HP is convinced that the TouchPad has what it takes, but faces an uphill task: the TouchPad is trying to break into a tablet market currently dominated by Apple's iPad 2, with heavyweight rivals starting to arrive in their droves. And it won't hit the market until summertime, we were told.
Hands on with the HP TouchPad tablet
And senior product manager Andrea Palisca, who gave us a hands-on demo of the TouchPad, recognised how hard it will be for a latecomer like the TouchPad to overcome rivals' platform familiarity. When we asked how confident HP was about winning over customers now accustomed to Apple's iOS and Google Android, he admitted that it was "like getting them to change religion". Uniquely among tablet devices, the TouchPad is based on Palm's WebOS.
Still, at this early stage - several months before launch, and before the firm was willing to offer even an estimate of a UK price - the TouchPad looks like a contender.

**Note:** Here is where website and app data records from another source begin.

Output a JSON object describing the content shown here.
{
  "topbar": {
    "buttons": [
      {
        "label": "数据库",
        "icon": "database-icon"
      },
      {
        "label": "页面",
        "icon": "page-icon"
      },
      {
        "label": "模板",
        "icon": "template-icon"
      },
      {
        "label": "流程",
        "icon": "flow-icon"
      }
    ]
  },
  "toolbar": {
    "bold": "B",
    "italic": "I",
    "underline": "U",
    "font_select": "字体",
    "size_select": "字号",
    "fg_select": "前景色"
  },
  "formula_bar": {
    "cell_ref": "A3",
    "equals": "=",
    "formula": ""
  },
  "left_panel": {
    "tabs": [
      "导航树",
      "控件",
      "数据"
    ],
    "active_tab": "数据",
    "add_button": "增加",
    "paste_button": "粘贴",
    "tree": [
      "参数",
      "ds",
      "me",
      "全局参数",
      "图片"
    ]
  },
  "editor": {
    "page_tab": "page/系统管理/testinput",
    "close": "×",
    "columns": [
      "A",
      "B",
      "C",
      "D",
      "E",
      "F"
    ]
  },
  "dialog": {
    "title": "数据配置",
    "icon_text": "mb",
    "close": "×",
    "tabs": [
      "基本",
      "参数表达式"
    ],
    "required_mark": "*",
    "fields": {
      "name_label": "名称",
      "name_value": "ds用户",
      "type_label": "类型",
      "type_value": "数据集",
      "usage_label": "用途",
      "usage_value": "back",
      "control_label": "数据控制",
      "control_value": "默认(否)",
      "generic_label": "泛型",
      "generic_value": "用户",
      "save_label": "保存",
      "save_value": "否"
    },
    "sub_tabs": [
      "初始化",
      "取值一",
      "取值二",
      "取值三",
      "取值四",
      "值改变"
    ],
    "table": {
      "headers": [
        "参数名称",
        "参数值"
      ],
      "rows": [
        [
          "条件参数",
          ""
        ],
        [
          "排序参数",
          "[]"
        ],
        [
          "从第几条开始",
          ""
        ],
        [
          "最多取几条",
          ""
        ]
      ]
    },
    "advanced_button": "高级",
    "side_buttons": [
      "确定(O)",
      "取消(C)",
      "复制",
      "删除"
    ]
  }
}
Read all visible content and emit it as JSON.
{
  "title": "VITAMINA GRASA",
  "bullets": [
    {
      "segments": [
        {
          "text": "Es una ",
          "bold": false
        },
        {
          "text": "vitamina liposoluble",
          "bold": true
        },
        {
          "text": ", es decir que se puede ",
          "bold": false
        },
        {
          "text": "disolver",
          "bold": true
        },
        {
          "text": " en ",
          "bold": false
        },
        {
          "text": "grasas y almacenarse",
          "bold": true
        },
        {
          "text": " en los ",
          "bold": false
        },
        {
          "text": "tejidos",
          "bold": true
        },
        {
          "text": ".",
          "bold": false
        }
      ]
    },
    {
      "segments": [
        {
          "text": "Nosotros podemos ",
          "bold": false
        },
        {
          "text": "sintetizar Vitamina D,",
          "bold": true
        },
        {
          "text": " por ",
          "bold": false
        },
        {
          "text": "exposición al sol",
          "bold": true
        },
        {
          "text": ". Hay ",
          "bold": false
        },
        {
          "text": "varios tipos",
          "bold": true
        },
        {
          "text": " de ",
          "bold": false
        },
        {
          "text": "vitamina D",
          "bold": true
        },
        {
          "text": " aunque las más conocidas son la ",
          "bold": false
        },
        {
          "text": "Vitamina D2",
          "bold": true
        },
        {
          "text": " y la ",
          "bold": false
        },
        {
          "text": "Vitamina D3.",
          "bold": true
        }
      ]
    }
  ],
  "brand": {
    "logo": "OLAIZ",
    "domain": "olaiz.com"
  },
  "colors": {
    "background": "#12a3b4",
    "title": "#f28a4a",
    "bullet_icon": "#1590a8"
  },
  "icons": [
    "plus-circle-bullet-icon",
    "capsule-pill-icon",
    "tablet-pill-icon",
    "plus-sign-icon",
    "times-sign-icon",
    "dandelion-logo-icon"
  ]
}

Palisca talked up the TouchPad's multitasking capabilities, with an attractive 'Cards' applications overview allowing the user to easily move between simultaneously running apps - we say 'simultaneously running', although games will pause when you move back into the Cards view.
Each app windows appears like a swipable tile; related windows, such as separately opened emails, can be stacked on top of one another
We were struck by how different this was from other tablets we've tried out. That gives the TouchPad the opportunity to stand out in a market that remains quite thin at the moment, but is sure to be packed by summer; but could present difficulties inspiring consumer confidence in something that's so different from, for example, the iOS environment that Apple has been diligently immersing consumers in for years.
TouchStone: Convenient and cool
A really intriguing and cool feature that will be offered by the TouchPad is called TouchStone. It's a technology originally - and still - used for inductively charging Palm phones through wireless contact, but can also be used to 'sync' the activities of a smartphone with the Touchpad tablet simply by touching the two devices together.
Say you're browsing a recipe website on your tablet while relaxing at home, and find something that appeals. You don't want to lug the TouchPad to the shops with you, and you can't be bothered to write a list of ingredients on paper. Instead, you touch your smartphone on the edge of the tablet, and an appealing 'ripple' effect indicates that contact has been achieved. Then the phone promptly browses to the same web page.
The smartphone is opening the same web page, as instructed by the TouchPad
HP TouchPad specs
The HP TouchPad is based on a 1.2GHz Qualcomm Snapdragon dual-CPU APQ8060 processor (as opposed to the iPad's 1GHz A4) and the WebOS platform. It has a 9.7in (1024x768) capacitive multitouch screen, a front-facing 1.3MP camera and 16GB or 32GB of internal storage. It weighs 740g.